▶ _Work order_
Please copy the data shown below, word for word.

▶ _Supplied data_
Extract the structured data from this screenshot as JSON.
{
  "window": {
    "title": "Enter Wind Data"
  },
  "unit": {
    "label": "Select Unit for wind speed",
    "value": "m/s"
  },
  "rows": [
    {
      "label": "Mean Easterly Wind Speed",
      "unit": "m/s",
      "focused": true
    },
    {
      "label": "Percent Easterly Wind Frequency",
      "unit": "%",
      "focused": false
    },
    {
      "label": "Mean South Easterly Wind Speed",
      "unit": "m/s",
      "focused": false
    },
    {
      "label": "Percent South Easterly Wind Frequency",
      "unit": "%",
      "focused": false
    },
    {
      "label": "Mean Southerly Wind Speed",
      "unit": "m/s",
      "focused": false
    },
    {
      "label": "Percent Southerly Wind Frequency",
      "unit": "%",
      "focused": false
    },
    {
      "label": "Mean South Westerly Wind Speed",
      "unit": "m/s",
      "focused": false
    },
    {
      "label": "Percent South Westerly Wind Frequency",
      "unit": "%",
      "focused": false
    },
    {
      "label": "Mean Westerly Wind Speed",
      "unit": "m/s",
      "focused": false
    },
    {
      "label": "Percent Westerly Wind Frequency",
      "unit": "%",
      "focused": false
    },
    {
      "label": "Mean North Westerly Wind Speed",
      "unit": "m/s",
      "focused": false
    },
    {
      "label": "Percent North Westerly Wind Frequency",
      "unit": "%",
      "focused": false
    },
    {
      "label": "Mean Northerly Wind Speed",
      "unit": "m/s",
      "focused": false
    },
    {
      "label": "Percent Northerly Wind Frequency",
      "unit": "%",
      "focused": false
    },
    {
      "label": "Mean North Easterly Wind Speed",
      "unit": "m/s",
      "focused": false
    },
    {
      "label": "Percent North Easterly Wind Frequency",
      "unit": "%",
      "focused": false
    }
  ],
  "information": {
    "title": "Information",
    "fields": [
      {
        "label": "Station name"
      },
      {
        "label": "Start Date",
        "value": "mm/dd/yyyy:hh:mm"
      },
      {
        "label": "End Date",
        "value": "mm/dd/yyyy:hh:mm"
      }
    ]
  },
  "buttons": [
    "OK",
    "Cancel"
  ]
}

▶ _Task answer_
Extract the structured data from this screenshot as JSON.
{
  "window": {
    "title": "Enter Wind Data"
  },
  "unit": {
    "label": "Select Unit for wind speed",
    "value": "m/s"
  },
  "rows": [
    {
      "label": "Mean Easterly Wind Speed",
      "unit": "m/s",
      "focused": true
    },
    {
      "label": "Percent Easterly Wind Frequency",
      "unit": "%",
      "focused": false
    },
    {
      "label": "Mean South Easterly Wind Speed",
      "unit": "m/s",
      "focused": false
    },
    {
      "label": "Percent South Easterly Wind Frequency",
      "unit": "%",
      "focused": false
    },
    {
      "label": "Mean Southerly Wind Speed",
      "unit": "m/s",
      "focused": false
    },
    {
      "label": "Percent Southerly Wind Frequency",
      "unit": "%",
      "focused": false
    },
    {
      "label": "Mean South Westerly Wind Speed",
      "unit": "m/s",
      "focused": false
    },
    {
      "label": "Percent South Westerly Wind Frequency",
      "unit": "%",
      "focused": false
    },
    {
      "label": "Mean Westerly Wind Speed",
      "unit": "m/s",
      "focused": false
    },
    {
      "label": "Percent Westerly Wind Frequency",
      "unit": "%",
      "focused": false
    },
    {
      "label": "Mean North Westerly Wind Speed",
      "unit": "m/s",
      "focused": false
    },
    {
      "label": "Percent North Westerly Wind Frequency",
      "unit": "%",
      "focused": false
    },
    {
      "label": "Mean Northerly Wind Speed",
      "unit": "m/s",
      "focused": false
    },
    {
      "label": "Percent Northerly Wind Frequency",
      "unit": "%",
      "focused": false
    },
    {
      "label": "Mean North Easterly Wind Speed",
      "unit": "m/s",
      "focused": false
    },
    {
      "label": "Percent North Easterly Wind Frequency",
      "unit": "%",
      "focused": false
    }
  ],
  "information": {
    "title": "Information",
    "fields": [
      {
        "label": "Station name"
      },
      {
        "label": "Start Date",
        "value": "mm/dd/yyyy:hh:mm"
      },
      {
        "label": "End Date",
        "value": "mm/dd/yyyy:hh:mm"
      }
    ]
  },
  "buttons": [
    "OK",
    "Cancel"
  ]
}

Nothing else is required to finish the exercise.